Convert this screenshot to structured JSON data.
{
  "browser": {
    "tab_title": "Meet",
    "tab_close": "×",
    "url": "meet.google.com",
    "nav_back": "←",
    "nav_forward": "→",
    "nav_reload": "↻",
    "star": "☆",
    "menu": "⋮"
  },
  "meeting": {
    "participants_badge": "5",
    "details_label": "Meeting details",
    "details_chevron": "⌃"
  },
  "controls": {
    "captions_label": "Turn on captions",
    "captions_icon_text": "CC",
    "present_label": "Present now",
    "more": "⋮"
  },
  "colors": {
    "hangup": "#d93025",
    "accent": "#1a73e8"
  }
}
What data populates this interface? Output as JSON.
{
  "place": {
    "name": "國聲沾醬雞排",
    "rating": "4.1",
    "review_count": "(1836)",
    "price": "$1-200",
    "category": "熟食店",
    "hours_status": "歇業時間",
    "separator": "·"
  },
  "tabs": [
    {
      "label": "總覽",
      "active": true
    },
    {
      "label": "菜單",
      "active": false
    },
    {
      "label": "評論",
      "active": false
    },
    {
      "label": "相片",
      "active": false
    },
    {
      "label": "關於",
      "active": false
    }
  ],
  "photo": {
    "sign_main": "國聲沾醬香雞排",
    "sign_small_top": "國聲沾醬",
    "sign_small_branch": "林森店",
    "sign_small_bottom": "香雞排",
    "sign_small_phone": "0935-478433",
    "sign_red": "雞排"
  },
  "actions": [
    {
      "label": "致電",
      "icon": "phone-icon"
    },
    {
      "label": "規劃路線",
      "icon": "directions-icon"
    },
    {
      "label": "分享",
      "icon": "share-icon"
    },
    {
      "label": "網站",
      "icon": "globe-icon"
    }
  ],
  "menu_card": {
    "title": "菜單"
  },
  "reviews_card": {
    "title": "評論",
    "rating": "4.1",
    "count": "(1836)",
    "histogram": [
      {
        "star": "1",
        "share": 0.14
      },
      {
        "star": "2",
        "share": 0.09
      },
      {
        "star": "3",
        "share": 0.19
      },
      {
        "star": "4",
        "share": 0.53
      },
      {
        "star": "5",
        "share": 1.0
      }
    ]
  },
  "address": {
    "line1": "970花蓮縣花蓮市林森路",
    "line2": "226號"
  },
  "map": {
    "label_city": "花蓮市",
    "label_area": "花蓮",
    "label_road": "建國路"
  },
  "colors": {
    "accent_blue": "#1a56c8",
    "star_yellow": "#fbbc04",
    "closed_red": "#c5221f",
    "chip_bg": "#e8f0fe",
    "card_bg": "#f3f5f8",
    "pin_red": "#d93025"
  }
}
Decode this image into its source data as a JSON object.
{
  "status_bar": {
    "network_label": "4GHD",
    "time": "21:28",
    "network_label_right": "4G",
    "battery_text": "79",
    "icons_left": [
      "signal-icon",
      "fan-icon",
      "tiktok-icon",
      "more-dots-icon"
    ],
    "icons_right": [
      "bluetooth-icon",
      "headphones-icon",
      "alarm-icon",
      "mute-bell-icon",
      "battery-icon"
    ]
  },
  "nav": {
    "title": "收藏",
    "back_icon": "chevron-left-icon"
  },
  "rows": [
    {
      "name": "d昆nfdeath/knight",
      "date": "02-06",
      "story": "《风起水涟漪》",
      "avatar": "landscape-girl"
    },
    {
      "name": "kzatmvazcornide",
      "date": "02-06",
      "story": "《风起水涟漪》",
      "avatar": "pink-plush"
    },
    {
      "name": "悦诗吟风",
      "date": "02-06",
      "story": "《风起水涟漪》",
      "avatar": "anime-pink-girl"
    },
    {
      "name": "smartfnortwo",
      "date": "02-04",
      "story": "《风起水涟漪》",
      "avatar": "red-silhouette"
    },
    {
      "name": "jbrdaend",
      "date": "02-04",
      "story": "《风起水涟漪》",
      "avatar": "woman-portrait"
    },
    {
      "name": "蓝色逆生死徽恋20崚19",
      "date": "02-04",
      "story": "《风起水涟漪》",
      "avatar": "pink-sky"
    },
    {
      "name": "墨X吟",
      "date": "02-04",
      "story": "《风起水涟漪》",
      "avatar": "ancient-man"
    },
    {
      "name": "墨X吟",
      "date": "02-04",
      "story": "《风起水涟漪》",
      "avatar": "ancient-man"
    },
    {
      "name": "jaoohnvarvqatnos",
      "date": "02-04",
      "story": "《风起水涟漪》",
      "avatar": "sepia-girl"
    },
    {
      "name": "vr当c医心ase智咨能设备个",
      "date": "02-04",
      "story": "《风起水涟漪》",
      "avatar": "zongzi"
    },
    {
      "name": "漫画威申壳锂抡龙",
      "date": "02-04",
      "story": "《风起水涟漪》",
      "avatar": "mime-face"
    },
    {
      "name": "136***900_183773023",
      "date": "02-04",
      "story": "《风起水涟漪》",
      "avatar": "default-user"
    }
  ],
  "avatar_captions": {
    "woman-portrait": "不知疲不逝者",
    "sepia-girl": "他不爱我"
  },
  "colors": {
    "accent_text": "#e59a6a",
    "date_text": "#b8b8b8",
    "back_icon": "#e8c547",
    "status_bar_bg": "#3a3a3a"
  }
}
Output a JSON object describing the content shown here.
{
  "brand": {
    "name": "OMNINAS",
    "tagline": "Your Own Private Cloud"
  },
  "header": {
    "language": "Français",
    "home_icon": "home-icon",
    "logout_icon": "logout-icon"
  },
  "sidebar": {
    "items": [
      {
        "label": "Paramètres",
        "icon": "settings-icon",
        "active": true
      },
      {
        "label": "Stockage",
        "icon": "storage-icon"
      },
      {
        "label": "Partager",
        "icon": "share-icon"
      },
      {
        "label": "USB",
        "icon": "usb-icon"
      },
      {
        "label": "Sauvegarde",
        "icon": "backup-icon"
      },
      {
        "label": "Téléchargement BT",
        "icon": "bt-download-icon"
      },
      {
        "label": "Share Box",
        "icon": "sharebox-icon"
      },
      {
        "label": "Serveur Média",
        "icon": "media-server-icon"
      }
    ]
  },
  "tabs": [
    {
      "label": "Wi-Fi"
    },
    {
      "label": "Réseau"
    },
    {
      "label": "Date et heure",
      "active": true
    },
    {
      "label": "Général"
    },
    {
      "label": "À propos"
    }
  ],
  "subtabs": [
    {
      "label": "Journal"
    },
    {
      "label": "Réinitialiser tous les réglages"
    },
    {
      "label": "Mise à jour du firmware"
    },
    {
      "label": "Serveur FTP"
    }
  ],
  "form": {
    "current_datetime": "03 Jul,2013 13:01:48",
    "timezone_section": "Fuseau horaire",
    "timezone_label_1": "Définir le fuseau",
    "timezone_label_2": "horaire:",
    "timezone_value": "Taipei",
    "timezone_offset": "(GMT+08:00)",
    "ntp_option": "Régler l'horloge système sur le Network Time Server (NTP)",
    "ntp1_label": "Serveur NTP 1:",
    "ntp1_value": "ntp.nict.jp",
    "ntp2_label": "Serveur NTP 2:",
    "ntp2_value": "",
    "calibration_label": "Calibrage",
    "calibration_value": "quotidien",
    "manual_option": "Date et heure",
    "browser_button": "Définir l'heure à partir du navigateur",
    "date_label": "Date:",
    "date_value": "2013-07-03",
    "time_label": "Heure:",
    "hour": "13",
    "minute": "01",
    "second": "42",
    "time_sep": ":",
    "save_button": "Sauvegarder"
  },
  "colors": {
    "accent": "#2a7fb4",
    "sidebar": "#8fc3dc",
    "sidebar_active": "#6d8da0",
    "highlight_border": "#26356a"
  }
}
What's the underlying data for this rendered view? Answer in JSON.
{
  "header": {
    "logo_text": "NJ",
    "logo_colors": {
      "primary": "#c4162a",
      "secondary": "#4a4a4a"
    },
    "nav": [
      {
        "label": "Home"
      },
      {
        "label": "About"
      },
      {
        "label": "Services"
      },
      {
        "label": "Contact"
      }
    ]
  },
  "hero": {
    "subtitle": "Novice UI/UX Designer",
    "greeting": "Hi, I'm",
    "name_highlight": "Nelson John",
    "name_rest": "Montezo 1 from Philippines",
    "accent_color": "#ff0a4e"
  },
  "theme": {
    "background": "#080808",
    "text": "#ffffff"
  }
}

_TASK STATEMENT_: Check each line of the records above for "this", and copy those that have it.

_YOUR RESPONSE_:
Convert this screenshot to structured JSON data.
What data populates this interface? Output as JSON.
Decode this image into its source data as a JSON object.
What's the underlying data for this rendered view? Answer in JSON.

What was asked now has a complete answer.